A movement with no leadership, with no clear set of goals, and with a flaky understanding of what forces shape the world, can be easily co-opted by market forces and be reduced to what a few individuals think about their individual experience.

The solution, of course, is for feminism to go back to its roots. It's an oppressive system, and that means we can't "choose" to opt out. I do understand the desire to believe that we are not all that oppressed. But while we can be forgiven for "tuning down" oppression in our personal lives, we won't get anywhere if we don't recognize the forces keeping all human beings oppressed.

8 comments:

smashesthep said...

Brilliant, brilliant, brilliant! I will say more soon.

Mary Tracy said...

Why, thank you!

smashesthep said...

First of all, I just happen to be reading _No Logo_ right now, so this was a very timely piece. As Klein says, feminists in the '90s (and I'd say today as well) use identity politics to argue that we need more diverse representations of women and POC in the media. While an important goal, this simply does not address the fundamental problems with patriarchy.

In fact, I rarely hear "modern" feminists talk about the patriarchy at all.
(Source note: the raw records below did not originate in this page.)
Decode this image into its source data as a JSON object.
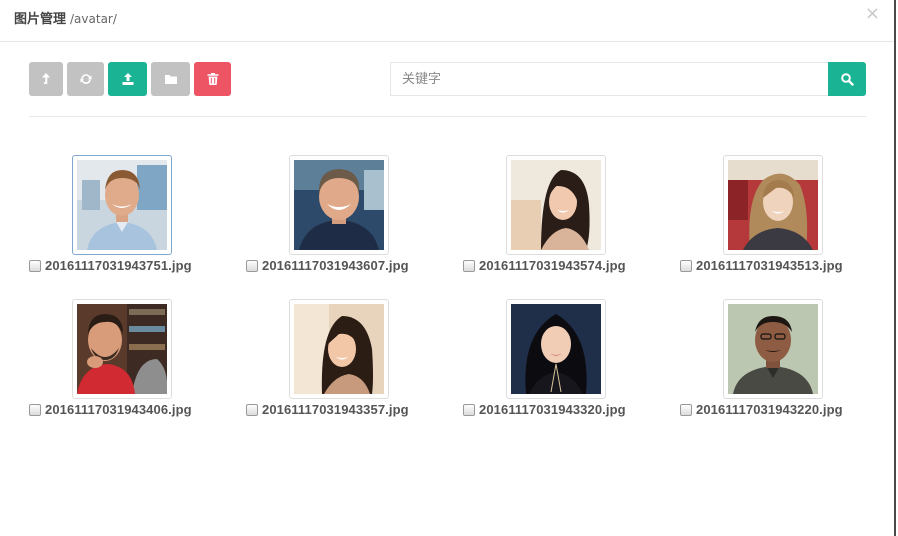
{
  "header": {
    "title": "图片管理",
    "path": "/avatar/",
    "close_label": "×"
  },
  "toolbar": {
    "buttons": [
      {
        "name": "go-up-button",
        "icon": "level-up-icon",
        "color": "#c2c2c2"
      },
      {
        "name": "refresh-button",
        "icon": "refresh-icon",
        "color": "#c2c2c2"
      },
      {
        "name": "upload-button",
        "icon": "upload-icon",
        "color": "#1ab394"
      },
      {
        "name": "new-folder-button",
        "icon": "folder-icon",
        "color": "#c2c2c2"
      },
      {
        "name": "delete-button",
        "icon": "trash-icon",
        "color": "#ed5565"
      }
    ]
  },
  "search": {
    "placeholder": "关键字",
    "value": "",
    "button_icon": "search-icon"
  },
  "files": [
    {
      "name": "20161117031943751.jpg",
      "selected": true,
      "checked": false
    },
    {
      "name": "20161117031943607.jpg",
      "selected": false,
      "checked": false
    },
    {
      "name": "20161117031943574.jpg",
      "selected": false,
      "checked": false
    },
    {
      "name": "20161117031943513.jpg",
      "selected": false,
      "checked": false
    },
    {
      "name": "20161117031943406.jpg",
      "selected": false,
      "checked": false
    },
    {
      "name": "20161117031943357.jpg",
      "selected": false,
      "checked": false
    },
    {
      "name": "20161117031943320.jpg",
      "selected": false,
      "checked": false
    },
    {
      "name": "20161117031943220.jpg",
      "selected": false,
      "checked": false
    }
  ],
  "colors": {
    "accent": "#1ab394",
    "danger": "#ed5565",
    "neutral": "#c2c2c2"
  }
}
Changing the frame so that our oppression is acceptable is not a good way to free ourselves. In fact, it is harmful, since it ignores the patriarchal thorn in our feet as it works its way deeper in.

Not all "modern" feminists are the same, of course, but I think your critique addresses most of those receiving the most attention these days. I hate to place them all in the same category as strawfeminists, but also, I don’t see any of them responding to posts like this and explaining why “high heels are empowering” is a radical (or even a feminist) perspective. We need to ditch the “true for me” business if this movement is going to take off again.

Thank you for your post.

Mary Tracy said...

Thank you, smashesthep for reading and commenting.

Yay for No Logo! I want to be like Naomi Klein when I grow up.

And here's to talking about the patriarchy, darnit. That's why we are feminists, that's why we are here. That's why we bother in the first place.

(I may have to write about this whole "true for me" business, actually.)

Lindsay said...

You'll have better luck becoming a darling of feminist circles if you chronicle your adventures in cybersex than if you churn out a tome on the glass ceiling.

Wow! I wouldn't have expected Time magazine even to write an article about feminism, much less one that criticizes it for not being radical enough.

Yay, Time magazine! (Well, Yay, Ginia Bellafante, but also yay Time magazine for running her article).

And it sounds like I need to read No Logo. I've read Klein's The Shock Doctrine and found it extremely enlightening, and I have often wondered why things have changed so little in spite of all the big social movements of the 60s and 70s.

Mary Tracy said...

No Logo is the awesome. I particularly liked her description of the modern high street job for young people.

rebel13 said...

Recently read "Nation of Rebels" (sold in Canada as "Rebel Sell", not sure where you are) which was a really fascinating explication of some of what you're talking about here. Good article.

smashesthep said...

I will put it on my to-read list. Thanks for the rec!